> > Many verbs of motion also take this construction:=20
> I guess this is for the same reason that Spanish verbs take _se_: > _irse_ 'to go', _meterse_ 'to get (oneself) into', _acostarse_ > 'to lie down', etc.
Yes, that's also my guess.=20
> In some cases the reflexive sense can be > rationalized, but not in others. It seems as if we wanted to use > only transitive verbs in principle, so for intransitive meanings > we have to use _se_ (and the Valdyans have to use _le_).
Ah, that's a good explanation. I'll keep it in mind.
> I've been trying to follow this discussion, with uneven success > so far.
Same here; somewhere halfway through it became too theoretical for me and I caught up again when people started to post examples.
> In Drasel=E9q, the verb is inflected for passive or middle voice. > What I call "middle voice" doesn't usually show an obvious reflexive > aspect, but an action that doesn't "get out" of its agent, or a > state that a subject imposes on itself. For example:
That makes sense. You go a lot further than I do in that, but I can follow it.
> Looking at these examples, it seems to me that my middle voice is a > kind of inanimate reflexive voice! The door can't close anything, > even itself. The door can be closed, but even if I don't name the > agent, it's hidden there.
Often Valdyan does that with impersonal constructions: _lea daysenat_ "it's raining". We *know* rain can't fall all by itself, but we don't know who or what is dropping it to the earth either.
> Oh, thanks! I'd had never realized this on my own!<joyfully cries>
Me neither - shows once more what the list is for.
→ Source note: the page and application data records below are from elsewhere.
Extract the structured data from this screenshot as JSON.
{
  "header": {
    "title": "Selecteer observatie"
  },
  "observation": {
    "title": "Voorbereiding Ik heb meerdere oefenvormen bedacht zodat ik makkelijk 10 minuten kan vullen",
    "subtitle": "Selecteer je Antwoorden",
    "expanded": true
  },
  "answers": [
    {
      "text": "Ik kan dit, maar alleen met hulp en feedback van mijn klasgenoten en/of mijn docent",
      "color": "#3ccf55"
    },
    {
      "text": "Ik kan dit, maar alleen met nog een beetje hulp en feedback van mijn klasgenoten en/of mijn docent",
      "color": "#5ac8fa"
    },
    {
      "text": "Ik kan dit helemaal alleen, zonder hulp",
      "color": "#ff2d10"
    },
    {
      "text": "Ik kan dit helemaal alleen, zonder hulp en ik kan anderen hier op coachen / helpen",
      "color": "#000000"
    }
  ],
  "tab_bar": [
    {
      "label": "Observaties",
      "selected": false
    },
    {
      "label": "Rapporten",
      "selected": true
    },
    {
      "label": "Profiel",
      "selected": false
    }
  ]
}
> PS I just took another look. I think there's some volitional aspect > around this middle voice. It seems it adds pseudo-volition to things > that cannot have a real one, and lowers the volitional aspect of > animate agents, as in _vuos=FAvotasait_ above. That is, it transforms > patients and agents into experiencers... !?
I'll have another look at the reflexive and the impersonal constructions, and report back - when I finish my translation job :-) Irina Varsinen an laynynay, saraz no arlet rastynay. (myself) (English) (Nederlands)